Maya is a bit more complicated than just “illusion” in Eastern philosophy. It’s the concept that we are shielded from reality and experience only a projection of it- that the world as we know it is an illusion. It refers to the relationship of consciousness v. reality, the idea that ultimate reality is not what we experience with our senses.
Similarly, Lila (LEE-la) refers to the concept of joyful gods creating the universe through their play, not just “play,” as it is usually translated to in name books.
I like both names and I think the spiritual connections make them even better!
Lady Gwyn says
Maya is pretty, but it isn’t in my personal taste. I prefer my girls names, in general, to be long, frilly, and old fashioned. The lone exception ot this is Claire. I wouldn’t be upset if my brother and his wife named a future child Maya, nor anyone else in my life. I like it, but it isn’t one that I would personally change.
I grew up with two Russian friends – well, actually, being from Brooklyn, I grew up with a lot more than two Russian friends, but I digress – one was Maya, whose family was Russian, but she was born in Israel, and the other was Maia, who was Russian.
10 years ago, I met a girl who had a two year old Maya. Two years later, a friend gave birth to a Maya. Last year, my cousin’s wife had a Maya. My cousin is American, but they live in Germany; maybe it’s less common over there. Finally, a few months ago, I signed my toddler up for a baby class, and we met an 18 month old Maya.
In my life, this has been a very common name! I think I’ve known as many Mayas as I’ve known Heathers or Stephanies or Jessicas or Jennifers.
Oh yeah: my cousin’s Maya was named for Maya Angelou.
I automatically think of the movie Sideways, which featured Virginia Madsen as the luminous Maya. It’s a striking choice.
I wouldn’t use it myself. I know some people don’t like having their name mispronounced or constantly correcting people who misspell or mispronounce it, so I want to give my children names with one clear spelling and pronunciation. Too bad I like the names Philip and Elliot so much. Sigh.
Oddly enough, I have spent my entire life having my name mispronounced and a lot of the time I don’t even notice until someone points it out to me.
A little Maya may be born into our family very soon (if there aren’t any change of plans and my brother doesn’t go for Catherine instead). I personally like the Maia spelling more, because of its links to Roman mythology, but it’s not my decision to make. It’s a name I hear a lot, but somehow I have yet to meet a Maya/Maia.
I think Maya/Maia/Maja is such a sweet name. If I could only pin down a spelling I like best it would totally be usable.
About ten years ago I knew a set of identical twins named Ava and Maya. I felt like those two names sounded great together.

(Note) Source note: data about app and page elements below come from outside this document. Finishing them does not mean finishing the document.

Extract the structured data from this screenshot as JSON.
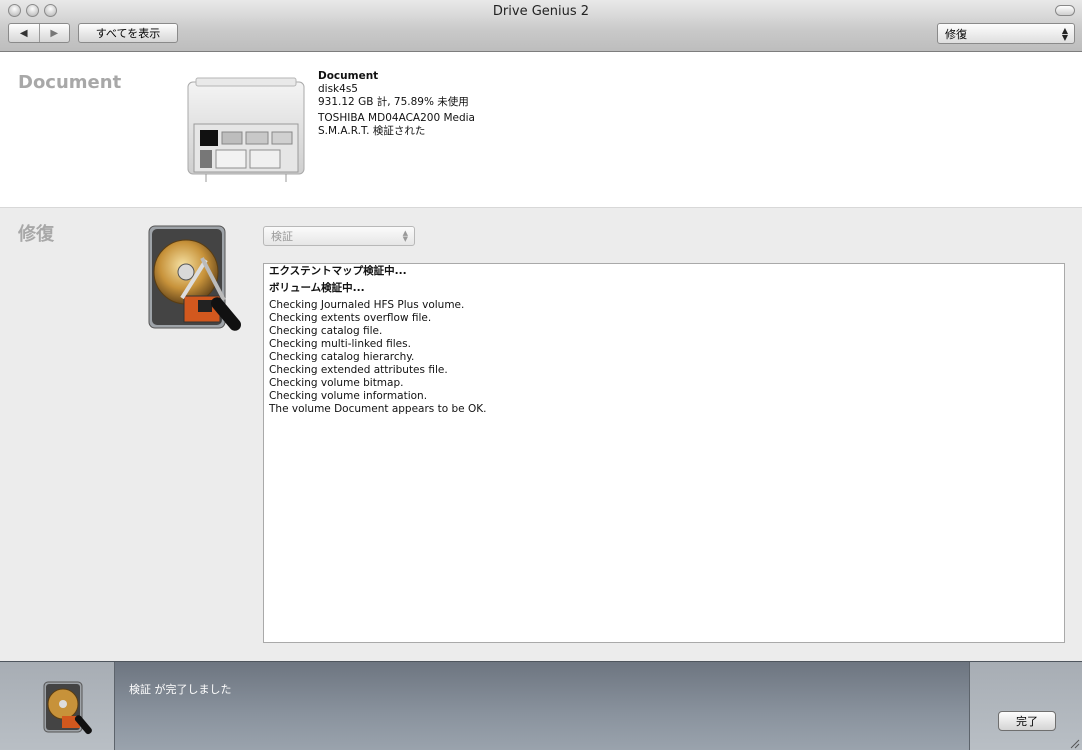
{
  "window": {
    "title": "Drive Genius 2"
  },
  "toolbar": {
    "back_icon": "◀",
    "forward_icon": "▶",
    "show_all_label": "すべてを表示",
    "mode_value": "修復"
  },
  "disk": {
    "section_title": "Document",
    "name": "Document",
    "device": "disk4s5",
    "capacity": "931.12 GB 計, 75.89% 未使用",
    "model": "TOSHIBA MD04ACA200 Media",
    "smart": "S.M.A.R.T. 検証された"
  },
  "repair": {
    "section_title": "修復",
    "operation_value": "検証",
    "log_headers": [
      "エクステントマップ検証中...",
      "ボリューム検証中..."
    ],
    "log_lines": [
      "Checking Journaled HFS Plus volume.",
      "Checking extents overflow file.",
      "Checking catalog file.",
      "Checking multi-linked files.",
      "Checking catalog hierarchy.",
      "Checking extended attributes file.",
      "Checking volume bitmap.",
      "Checking volume information.",
      "The volume Document appears to be OK."
    ]
  },
  "status": {
    "message": "検証 が完了しました",
    "done_label": "完了"
  },
  "icons": {
    "disk_image": "mac-pro-icon",
    "repair_image": "hard-drive-screwdriver-icon",
    "status_image": "hard-drive-screwdriver-icon"
  }
}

I love Maya – am a huge fan of Maya Lin, and I love the reference to the Pleiades (my favorite star cluster) — and as a bonus there’s the Maya Angelou connection. Maya is also the name of the charming little girl in AS Byatt’s Posession.

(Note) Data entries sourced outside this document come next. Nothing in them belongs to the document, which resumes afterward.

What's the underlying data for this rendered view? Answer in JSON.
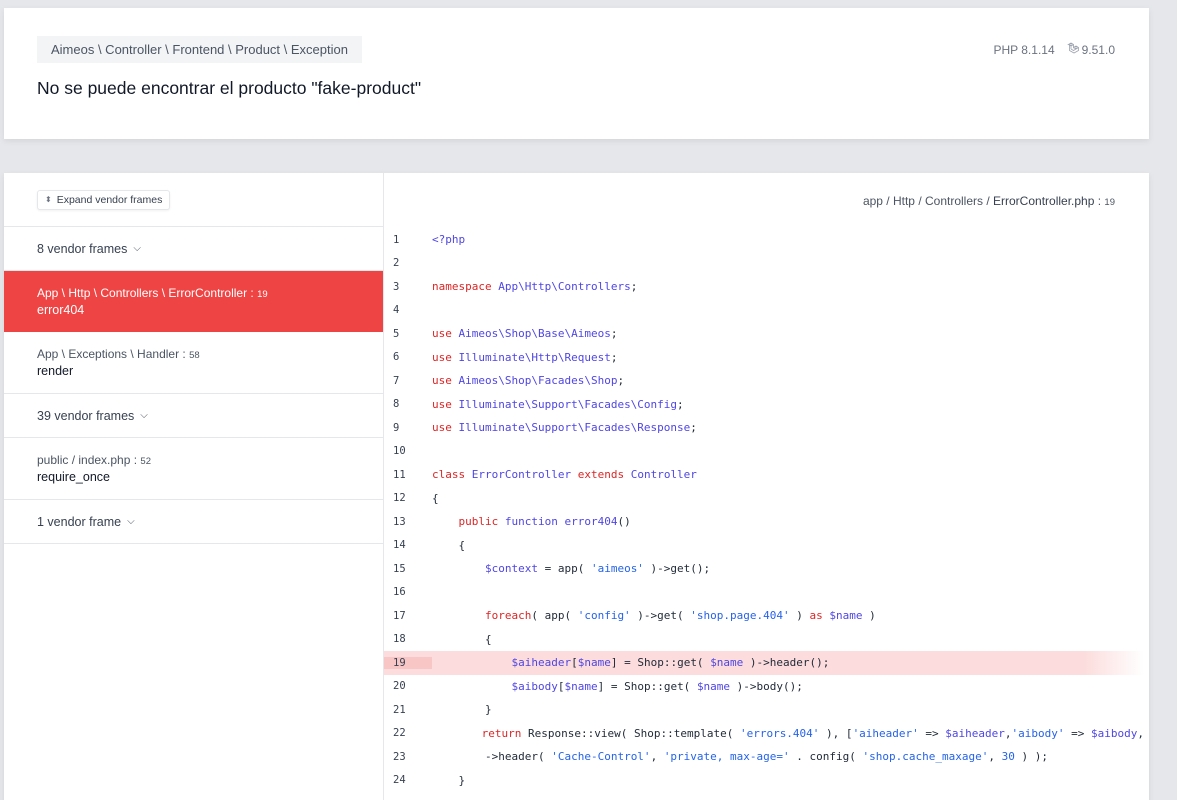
{
  "header": {
    "exception_class": "Aimeos \\ Controller \\ Frontend \\ Product \\ Exception",
    "message": "No se puede encontrar el producto \"fake-product\"",
    "php_version": "PHP 8.1.14",
    "laravel_version": "9.51.0"
  },
  "sidebar": {
    "expand_label": "Expand vendor frames",
    "items": [
      {
        "type": "group",
        "label": "8 vendor frames"
      },
      {
        "type": "frame",
        "path": "App \\ Http \\ Controllers \\ ErrorController",
        "line": "19",
        "method": "error404",
        "active": true
      },
      {
        "type": "frame",
        "path": "App \\ Exceptions \\ Handler",
        "line": "58",
        "method": "render"
      },
      {
        "type": "group",
        "label": "39 vendor frames"
      },
      {
        "type": "frame",
        "path_dir": "public / ",
        "path_file": "index.php",
        "line": "52",
        "method": "require_once"
      },
      {
        "type": "group",
        "label": "1 vendor frame"
      }
    ]
  },
  "code": {
    "file_dir": "app / Http / Controllers / ",
    "file_name": "ErrorController.php",
    "file_line": "19",
    "highlight_line": 19,
    "lines": [
      "1",
      "2",
      "3",
      "4",
      "5",
      "6",
      "7",
      "8",
      "9",
      "10",
      "11",
      "12",
      "13",
      "14",
      "15",
      "16",
      "17",
      "18",
      "19",
      "20",
      "21",
      "22",
      "23",
      "24"
    ]
  }
}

Unfortunately the alliteration with my husband’s last name sounds terrible and my first name is April, so it’s right out. 🙁
It’s pronounced MY-ah, not MAY-ah. I don’t think people would see a link between your name and Maya.

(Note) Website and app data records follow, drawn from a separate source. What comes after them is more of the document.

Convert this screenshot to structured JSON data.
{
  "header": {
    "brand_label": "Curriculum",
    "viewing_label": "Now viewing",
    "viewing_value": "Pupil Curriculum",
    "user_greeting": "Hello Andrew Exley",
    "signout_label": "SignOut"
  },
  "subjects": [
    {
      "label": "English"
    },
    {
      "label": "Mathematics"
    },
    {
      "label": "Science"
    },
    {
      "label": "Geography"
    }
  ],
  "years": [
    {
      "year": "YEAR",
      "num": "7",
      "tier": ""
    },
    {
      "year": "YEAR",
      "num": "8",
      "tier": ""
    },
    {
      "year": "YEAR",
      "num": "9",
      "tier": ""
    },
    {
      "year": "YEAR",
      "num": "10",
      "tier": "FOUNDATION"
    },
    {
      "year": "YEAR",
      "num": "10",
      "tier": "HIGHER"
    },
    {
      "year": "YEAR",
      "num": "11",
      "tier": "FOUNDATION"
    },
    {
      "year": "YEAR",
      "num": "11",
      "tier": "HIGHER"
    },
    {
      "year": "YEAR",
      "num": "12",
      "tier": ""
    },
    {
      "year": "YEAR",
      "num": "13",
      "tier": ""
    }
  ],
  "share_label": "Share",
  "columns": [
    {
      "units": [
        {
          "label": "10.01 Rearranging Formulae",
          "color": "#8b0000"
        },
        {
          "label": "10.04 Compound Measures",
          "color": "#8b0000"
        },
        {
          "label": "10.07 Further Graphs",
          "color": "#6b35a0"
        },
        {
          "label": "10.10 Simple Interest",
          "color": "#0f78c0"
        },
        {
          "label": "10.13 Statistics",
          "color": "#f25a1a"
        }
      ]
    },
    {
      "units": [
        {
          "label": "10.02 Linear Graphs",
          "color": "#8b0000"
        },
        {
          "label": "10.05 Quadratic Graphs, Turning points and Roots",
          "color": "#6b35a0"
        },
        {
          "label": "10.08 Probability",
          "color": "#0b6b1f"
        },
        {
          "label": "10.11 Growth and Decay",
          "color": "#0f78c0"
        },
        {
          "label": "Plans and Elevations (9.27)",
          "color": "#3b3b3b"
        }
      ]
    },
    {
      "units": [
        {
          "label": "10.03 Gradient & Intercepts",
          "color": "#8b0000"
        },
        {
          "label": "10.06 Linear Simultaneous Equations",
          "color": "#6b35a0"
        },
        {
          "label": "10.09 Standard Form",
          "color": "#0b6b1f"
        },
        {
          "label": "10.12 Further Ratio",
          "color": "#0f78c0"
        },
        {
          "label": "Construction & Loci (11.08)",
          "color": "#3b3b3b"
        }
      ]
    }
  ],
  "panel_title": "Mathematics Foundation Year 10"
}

Personally, I see her point. Even if it isn’t pronounced the same way as the month, the spelling brings the month to mind: April and Maya. I have the same problem with Caroline. Even though Katherine and Caroline aren’t pronounced similarly at all, I don’t like how similar they look on paper, so we discarded it as a possibility for a girl.
I am always happy to hear this name. If it were up to me, I’d pick May or Mia over Maya, but I still like it. I’m a sucker for a short but sweet girls name and Maya is very lovely. It strikes me as the perfect name for a daughter of university professors or intellectuals.
Sarah A says
That’s funny Colleen, the only Maya I know is the 13 year old daughter of two university professors! One is from Israel and I think they wanted a global name.
Nook of Names says
I consider Maya and Maia both distinct and worthy names in their own right, though there has obviously been much cross-fertilization, and I know a lot of people treat them as interchangeable.